Intensive Care Medicine

, Volume 33, Issue 2, pp 237–245

In-hospital cardiac arrest: incidence, prognosis and possible measures to improve survival

Authors

    • Intensive Care UnitCatholic University School of Medicine
  • Jerry Nolan
    • Intensive Care UnitRoyal United Hospital
  • Fabio Cavallaro
    • Intensive Care UnitCatholic University School of Medicine
  • Massimo Antonelli
    • Intensive Care UnitCatholic University School of Medicine
Special Article

DOI: 10.1007/s00134-006-0326-z

Cite this article as:
Sandroni, C., Nolan, J., Cavallaro, F. et al. Intensive Care Med (2007) 33: 237. doi:10.1007/s00134-006-0326-z

Abstract

Design

Review.

Objective

Medical literature on in-hospital cardiac arrest (IHCA) was reviewed to summarise: (a) the incidence of and survival after IHCA, (b) major prognostic factors, (c) possible interventions to improve survival.

Results and conclusions

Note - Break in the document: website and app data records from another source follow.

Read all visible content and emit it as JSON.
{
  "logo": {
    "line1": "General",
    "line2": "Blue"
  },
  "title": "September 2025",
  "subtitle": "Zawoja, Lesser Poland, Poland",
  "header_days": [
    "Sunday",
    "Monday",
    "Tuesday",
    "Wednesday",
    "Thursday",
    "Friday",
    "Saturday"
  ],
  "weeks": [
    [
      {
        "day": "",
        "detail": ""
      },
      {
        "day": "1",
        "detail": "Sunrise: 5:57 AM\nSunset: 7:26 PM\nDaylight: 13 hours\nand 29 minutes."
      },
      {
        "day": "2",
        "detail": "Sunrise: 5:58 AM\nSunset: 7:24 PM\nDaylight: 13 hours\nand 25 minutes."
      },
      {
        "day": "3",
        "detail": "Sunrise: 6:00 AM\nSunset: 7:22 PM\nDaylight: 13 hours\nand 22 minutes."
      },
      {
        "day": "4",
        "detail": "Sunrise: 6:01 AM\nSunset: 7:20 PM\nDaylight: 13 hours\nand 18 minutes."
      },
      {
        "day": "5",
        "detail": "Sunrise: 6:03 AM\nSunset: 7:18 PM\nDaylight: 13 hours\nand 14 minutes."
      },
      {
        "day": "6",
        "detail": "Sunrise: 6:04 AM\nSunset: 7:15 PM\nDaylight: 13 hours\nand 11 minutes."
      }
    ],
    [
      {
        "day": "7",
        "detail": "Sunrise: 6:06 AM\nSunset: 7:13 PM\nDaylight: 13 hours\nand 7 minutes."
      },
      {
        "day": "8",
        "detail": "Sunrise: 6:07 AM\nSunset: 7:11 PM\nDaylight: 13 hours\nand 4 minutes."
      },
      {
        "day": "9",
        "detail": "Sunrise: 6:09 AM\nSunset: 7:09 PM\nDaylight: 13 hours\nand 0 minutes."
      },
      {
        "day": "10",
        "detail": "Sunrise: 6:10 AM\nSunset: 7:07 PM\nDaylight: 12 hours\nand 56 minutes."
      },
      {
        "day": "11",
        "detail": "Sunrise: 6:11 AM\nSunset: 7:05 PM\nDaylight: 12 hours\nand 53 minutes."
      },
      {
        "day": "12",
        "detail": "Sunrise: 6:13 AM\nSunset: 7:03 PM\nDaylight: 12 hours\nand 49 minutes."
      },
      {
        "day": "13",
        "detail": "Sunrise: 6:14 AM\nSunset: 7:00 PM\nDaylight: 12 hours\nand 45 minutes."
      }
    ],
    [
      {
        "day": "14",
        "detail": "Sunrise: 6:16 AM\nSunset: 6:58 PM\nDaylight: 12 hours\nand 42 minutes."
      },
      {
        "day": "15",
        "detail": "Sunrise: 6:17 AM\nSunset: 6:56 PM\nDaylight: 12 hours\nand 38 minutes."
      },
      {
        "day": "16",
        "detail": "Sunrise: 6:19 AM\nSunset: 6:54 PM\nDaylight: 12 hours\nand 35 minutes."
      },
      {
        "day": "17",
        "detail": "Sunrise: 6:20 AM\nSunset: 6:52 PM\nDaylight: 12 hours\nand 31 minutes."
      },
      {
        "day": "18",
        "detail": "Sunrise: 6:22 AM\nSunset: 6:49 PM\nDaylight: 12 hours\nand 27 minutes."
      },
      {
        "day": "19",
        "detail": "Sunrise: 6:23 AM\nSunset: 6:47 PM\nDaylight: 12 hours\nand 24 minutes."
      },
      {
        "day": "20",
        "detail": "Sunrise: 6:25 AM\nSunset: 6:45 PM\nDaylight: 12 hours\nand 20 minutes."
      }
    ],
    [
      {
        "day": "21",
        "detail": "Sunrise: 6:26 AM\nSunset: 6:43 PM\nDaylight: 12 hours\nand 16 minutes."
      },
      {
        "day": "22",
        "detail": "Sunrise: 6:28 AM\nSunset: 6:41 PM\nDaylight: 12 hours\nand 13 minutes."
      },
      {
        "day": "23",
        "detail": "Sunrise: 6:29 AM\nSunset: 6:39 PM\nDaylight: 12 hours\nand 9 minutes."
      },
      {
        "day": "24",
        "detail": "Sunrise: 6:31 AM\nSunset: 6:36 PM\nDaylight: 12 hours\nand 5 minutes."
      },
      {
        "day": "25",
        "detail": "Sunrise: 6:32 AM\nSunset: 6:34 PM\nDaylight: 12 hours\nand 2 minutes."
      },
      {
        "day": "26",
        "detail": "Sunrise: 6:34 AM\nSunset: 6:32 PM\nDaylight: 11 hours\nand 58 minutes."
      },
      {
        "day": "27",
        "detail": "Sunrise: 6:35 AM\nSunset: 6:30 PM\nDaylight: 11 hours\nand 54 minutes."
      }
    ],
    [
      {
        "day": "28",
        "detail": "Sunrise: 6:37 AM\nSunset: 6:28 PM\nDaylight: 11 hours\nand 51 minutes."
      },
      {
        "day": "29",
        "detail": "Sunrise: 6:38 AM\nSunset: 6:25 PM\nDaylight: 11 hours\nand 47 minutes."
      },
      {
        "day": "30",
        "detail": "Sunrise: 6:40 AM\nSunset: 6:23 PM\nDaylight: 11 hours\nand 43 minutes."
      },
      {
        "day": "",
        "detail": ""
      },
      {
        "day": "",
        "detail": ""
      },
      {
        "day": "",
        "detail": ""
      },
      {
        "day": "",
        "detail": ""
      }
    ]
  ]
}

The incidence of IHCA is rarely reported in the literature. Values range between 1 and 5 events per 1,000 hospital admissions, or 0.175 events/bed annually. Reported survival to hospital discharge varies from 0% to 42%, the most common range being between 15% and 20%. Pre-arrest prognostic factors: the prognostic value of age is controversial. Among comorbidities, sepsis, cancer, renal failure and homebound lifestyle are significantly associated with poor survival. However, pre-arrest morbidity scores have not yet been prospectively validated as instruments to predict failure to survive after IHCA. Intra-arrest factors: ventricular fibrillation/ventricular tachycardia (VF/VT) as the first recorded rhythm and a shorter interval between IHCA and cardiopulmonary resuscitation or defibrillation are associated with higher survival. However, VF/VT is present in only 25–35% of IHCAs. Short-term survival is also higher in patients resuscitated with chest compression rates above 80/min. Interventions likely to improve survival include: early recognition and stabilisation of patients at risk of IHCA to enable prevention, faster and better in-hospital resuscitation and early defibrillation. Mild therapeutic hypothermia is effective as post-arrest treatment of out-of-hospital cardiac arrest due to VF/VT, but its benefit after IHCA and after cardiac arrest with non-VF/VT rhythms has not been clearly demonstrated.

Keywords

Cardiac arrestHeart arrestCardiopulmonary resuscitationAdvanced cardiac life supportSudden cardiac death

Copyright information

© Springer-Verlag 2006